Let me state at the outset that I am all for a strong currency PROVIDED economic fundamentals back it up. Strong capital inflows do not constitute ‘sound economic fundamentals’. They are hardly mirrors to fundamentals but of perceptions and that too of the relative variety. So too is the exchange rate. India’s economic growth is middling. It is unbalanced. Private capital formation is still missing. Savings rates have not risen.
So, the currency strength seems to be driven more by perception of India’s strength especially in comparison to other emerging economies, including China, rather than due to intrinsic strengths. That is why, perhaps, RBI has been intervening and that India’s foreign exchange reserves are rising.
This comment is not to take exception to Mr. Ninan’s Op.-Ed today in Business Standard. But, to raise one minor quibble. He had written:
The solution, suggested in this column seven months ago, is to focus on the source of the dollar surpluses: capital inflows, and debt inflows in particular.
Data do not support him – except for the last few months – that India’s dollar debt and equity flows had gone up. If anything, up to December 2016, India’s external debt and Net International Investment Position (IIP) positions have only improved. More repayments (outflows) than borrowings (inflows). Since February this year, India has witnessed strong Foreign Portfolio Investment (FPI) – both debt and equity.
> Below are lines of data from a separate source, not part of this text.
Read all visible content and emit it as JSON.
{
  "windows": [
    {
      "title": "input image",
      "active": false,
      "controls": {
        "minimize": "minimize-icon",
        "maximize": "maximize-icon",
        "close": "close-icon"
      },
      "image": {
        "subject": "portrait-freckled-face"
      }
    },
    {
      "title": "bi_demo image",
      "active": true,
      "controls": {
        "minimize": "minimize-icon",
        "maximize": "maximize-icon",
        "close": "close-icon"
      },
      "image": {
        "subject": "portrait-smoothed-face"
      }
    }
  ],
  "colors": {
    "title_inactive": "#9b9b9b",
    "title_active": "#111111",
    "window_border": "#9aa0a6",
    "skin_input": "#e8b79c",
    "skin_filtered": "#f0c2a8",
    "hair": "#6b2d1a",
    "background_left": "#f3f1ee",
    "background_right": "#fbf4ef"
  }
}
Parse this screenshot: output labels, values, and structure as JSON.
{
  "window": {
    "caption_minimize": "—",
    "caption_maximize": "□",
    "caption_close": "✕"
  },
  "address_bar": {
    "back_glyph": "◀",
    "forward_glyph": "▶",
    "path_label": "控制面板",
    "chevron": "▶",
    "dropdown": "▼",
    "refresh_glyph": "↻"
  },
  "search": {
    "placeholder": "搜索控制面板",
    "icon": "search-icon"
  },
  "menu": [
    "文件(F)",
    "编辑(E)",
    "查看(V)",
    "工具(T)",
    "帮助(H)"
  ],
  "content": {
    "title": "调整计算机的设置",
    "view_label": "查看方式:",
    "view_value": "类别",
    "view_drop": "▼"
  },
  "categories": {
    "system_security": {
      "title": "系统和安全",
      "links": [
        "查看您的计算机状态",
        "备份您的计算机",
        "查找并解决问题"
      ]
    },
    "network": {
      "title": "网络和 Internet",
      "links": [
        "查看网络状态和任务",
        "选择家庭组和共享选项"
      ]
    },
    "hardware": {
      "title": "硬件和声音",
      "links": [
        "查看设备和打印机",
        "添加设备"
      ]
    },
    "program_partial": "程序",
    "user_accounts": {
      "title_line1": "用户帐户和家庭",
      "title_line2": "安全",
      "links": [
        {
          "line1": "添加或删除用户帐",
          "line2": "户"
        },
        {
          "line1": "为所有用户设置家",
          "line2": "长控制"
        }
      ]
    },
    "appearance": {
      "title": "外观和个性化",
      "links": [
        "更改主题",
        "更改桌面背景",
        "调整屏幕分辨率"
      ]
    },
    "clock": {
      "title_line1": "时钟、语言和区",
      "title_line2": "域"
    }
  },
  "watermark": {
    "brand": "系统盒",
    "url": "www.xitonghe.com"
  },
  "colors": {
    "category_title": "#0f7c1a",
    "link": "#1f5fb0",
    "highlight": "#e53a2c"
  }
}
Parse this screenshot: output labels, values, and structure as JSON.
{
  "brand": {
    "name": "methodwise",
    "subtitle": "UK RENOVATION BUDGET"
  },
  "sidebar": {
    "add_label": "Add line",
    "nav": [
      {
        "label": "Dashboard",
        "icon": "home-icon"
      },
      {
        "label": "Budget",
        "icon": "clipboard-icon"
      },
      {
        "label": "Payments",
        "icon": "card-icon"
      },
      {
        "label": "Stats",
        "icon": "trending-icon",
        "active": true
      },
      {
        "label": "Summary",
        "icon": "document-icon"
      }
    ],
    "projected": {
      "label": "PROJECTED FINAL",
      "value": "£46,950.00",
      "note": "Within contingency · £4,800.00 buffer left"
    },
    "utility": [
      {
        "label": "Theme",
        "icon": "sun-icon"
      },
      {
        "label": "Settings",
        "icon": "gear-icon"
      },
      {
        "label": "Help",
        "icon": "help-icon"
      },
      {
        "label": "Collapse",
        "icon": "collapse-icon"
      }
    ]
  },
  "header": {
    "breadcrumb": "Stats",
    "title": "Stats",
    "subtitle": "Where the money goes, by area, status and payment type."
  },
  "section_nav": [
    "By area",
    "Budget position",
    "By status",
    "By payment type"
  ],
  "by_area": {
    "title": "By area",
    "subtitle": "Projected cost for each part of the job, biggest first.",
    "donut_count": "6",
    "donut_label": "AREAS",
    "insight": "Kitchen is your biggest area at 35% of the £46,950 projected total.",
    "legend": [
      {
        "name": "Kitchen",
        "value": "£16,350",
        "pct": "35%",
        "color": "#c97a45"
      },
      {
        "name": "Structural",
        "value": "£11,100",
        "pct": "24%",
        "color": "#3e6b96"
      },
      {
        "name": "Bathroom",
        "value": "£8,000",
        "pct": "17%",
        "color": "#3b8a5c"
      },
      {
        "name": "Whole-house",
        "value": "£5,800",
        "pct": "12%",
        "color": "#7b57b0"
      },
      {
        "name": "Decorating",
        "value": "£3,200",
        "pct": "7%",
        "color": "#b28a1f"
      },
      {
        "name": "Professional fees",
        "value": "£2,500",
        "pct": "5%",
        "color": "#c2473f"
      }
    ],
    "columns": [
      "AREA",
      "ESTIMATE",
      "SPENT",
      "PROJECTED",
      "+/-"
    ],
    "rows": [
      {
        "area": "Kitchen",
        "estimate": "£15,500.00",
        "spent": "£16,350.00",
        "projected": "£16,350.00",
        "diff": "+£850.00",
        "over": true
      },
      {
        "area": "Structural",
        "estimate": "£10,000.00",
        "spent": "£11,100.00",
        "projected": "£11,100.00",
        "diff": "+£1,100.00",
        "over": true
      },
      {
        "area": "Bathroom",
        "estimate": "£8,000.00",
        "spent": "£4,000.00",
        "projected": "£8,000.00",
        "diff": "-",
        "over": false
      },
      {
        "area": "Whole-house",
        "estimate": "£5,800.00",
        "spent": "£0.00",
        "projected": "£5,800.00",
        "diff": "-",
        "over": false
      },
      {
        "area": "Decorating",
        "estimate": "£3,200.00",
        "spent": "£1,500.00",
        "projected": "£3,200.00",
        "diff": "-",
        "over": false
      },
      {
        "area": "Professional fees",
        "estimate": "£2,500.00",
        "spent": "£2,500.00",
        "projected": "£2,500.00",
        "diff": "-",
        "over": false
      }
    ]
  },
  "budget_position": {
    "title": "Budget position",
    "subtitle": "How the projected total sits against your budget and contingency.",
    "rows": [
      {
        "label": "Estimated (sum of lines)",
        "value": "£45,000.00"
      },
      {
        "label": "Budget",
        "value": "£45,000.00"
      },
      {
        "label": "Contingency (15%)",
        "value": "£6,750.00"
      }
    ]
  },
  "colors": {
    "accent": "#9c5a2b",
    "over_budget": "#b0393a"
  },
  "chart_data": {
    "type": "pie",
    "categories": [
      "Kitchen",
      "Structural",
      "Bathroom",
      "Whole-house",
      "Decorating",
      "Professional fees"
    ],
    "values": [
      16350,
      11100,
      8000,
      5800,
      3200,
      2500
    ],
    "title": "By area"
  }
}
Therefore, the point remains and he is right that India has not earned the right to have a strong currency. Most important of all fundamentals for a strong currency is productivity. India does not have the data because the bulk of the employment in the country is informal. Whether it is 75% or 92%, it does not matter. It is too high.
India is currently not facing headwinds or competitive disadvantage in a big way because other countries, including China, are not actively seeking to depreciate their currencies. That is something to keep in mind and watch out for. Chief Economic Advisor has indeed produced a chart of rising Indian rupee versus the Chinese yuan in his recent VKRV Rao Memorial Lecture. India does have a big bilateral trade deficit with China.
A friend helpfully points out that the focus on the INR/CNY bilateral exchange rate might be a road or bridge to nowhere. He said,
Between 2005 and 2015 the INR depreciated almost 90% against the CNY on nominal basis and about 60% on real effective basis while the bilateral trade deficit went up 24 times from around USD2bn to USD48bn. Not saying currency does not matter but in such cases global supply chains and productivity differentials seem to matter much more than currency divergence.
It is an excellent point. He is very right. I am reminded of what BIS wrote in its 2016 Annual Report on the declining usefulness of exchange rate depreciation for export growth:
Recent studies generally suggest that trade exchange rate elasticities have
declined in response to changes in trade structures, including currency denomination, hedging and the increasing importance of global value chains. For instance, a World Bank study finds that manufacturing export exchange rate elasticities almost halved between 1996 and 2012, with almost half of this decrease due to the spreading of global supply chains. [page 53 – Link]
Second, India’s overall REER has appreciated by about 7% to 9% in the last one year, depending on the metric that one chooses, from among the several that RBI publishes on a monthly basis.
We must remember that REER adjusts for inflation in India relative to that of other countries (trading partners). Inflation is an indirect measure of productivity. Therefore, REER is productivity adjusted in that sense. Even so, the rupee has appreciated in the last one-year or so. That could be a concern for whom export quality or excellence is not a core strength.
But, it has not hurt India much because crude oil has not sustained its price recovery of last year into 2017. This might persist for quite some time. If anything, the risk of further downside for crude oil price is higher than upside for crude oil. That is a good news for India. That is one reason India’s current account is not showing any strain from the rupee strength. Of course, the strength has been somewhat recent only.
It might be then that the Indian interest rates are still too high, relative to that of other countries. Perhaps, RBI is too tight. But, then who knows if India’s inflation has become sustainably low? RBI has not lowered rates because liquidity is otherwise ample, both in domestic financial institutions and from overseas. Their monetary policy might be tight, temporarily, but it has to be shown over time that it has become unsustainably too tight for too long, before the blame can be fully laid at its doors for the strength of the currency.
In sum, the situation calls for observation. The traffic light is amber. It is not red, signalling danger. Those were the days when Germany and Japan could become export powerhouses despite currency strength. It is true that no country depreciates its way to economic prosperity.
In the days of financial globalisation, it is unfortunately and equally true that no country can appreciate its way to external sustainability.